**Records provided**.
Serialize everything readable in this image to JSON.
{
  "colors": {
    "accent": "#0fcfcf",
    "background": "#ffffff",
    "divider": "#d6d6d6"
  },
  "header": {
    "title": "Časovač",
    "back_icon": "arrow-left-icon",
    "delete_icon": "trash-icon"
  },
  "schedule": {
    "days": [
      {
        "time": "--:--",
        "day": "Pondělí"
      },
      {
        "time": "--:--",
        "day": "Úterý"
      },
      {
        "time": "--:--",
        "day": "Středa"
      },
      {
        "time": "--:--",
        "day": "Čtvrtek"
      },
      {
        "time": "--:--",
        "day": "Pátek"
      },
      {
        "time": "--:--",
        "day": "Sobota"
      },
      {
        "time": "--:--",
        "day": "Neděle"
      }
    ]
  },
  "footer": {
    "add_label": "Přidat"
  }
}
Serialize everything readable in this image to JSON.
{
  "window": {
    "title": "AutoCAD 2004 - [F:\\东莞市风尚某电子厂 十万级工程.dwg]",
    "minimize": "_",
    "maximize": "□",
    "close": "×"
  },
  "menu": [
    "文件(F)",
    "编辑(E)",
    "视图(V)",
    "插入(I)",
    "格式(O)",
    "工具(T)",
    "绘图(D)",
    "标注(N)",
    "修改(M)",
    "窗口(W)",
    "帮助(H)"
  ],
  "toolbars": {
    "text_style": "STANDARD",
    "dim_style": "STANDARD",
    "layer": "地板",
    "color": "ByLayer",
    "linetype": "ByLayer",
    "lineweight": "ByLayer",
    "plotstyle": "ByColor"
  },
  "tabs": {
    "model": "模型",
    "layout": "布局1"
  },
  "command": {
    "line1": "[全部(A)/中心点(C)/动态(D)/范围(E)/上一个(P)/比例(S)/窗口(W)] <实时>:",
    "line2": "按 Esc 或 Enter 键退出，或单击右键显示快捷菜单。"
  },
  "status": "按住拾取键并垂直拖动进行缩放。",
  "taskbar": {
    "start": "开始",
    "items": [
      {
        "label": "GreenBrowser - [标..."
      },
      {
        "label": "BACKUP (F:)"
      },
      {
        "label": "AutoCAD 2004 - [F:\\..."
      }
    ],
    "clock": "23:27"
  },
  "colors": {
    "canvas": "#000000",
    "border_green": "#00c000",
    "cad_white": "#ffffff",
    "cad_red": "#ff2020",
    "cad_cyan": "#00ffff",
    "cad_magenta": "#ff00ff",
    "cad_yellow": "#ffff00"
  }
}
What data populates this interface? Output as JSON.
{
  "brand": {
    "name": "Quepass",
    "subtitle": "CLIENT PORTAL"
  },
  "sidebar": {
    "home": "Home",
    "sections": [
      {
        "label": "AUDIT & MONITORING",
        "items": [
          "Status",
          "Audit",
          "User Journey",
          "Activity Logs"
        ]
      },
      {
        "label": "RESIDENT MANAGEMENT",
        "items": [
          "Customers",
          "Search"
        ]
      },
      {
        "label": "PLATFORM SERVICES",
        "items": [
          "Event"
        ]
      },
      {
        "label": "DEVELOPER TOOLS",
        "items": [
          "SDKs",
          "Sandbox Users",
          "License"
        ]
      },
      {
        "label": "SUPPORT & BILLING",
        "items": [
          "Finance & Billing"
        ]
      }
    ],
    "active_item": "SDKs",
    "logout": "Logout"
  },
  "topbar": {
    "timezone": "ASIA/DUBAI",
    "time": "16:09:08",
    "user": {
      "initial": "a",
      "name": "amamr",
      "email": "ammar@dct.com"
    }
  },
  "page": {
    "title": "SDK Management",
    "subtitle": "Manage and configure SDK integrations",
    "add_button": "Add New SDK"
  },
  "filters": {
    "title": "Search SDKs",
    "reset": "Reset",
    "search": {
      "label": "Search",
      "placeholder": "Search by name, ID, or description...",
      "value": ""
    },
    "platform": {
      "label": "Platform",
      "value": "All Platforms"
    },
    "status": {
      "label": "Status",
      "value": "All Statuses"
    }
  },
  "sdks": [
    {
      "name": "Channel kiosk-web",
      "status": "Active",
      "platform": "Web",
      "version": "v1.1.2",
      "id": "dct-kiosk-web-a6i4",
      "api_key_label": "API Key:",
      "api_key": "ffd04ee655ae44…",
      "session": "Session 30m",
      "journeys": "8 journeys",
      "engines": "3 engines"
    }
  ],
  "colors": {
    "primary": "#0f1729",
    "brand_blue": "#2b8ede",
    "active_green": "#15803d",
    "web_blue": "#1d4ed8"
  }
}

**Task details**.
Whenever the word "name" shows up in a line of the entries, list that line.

**Exercise result**.
    "name": "Quepass",
      "name": "amamr",
      "placeholder": "Search by name, ID, or description...",
      "name": "Channel kiosk-web",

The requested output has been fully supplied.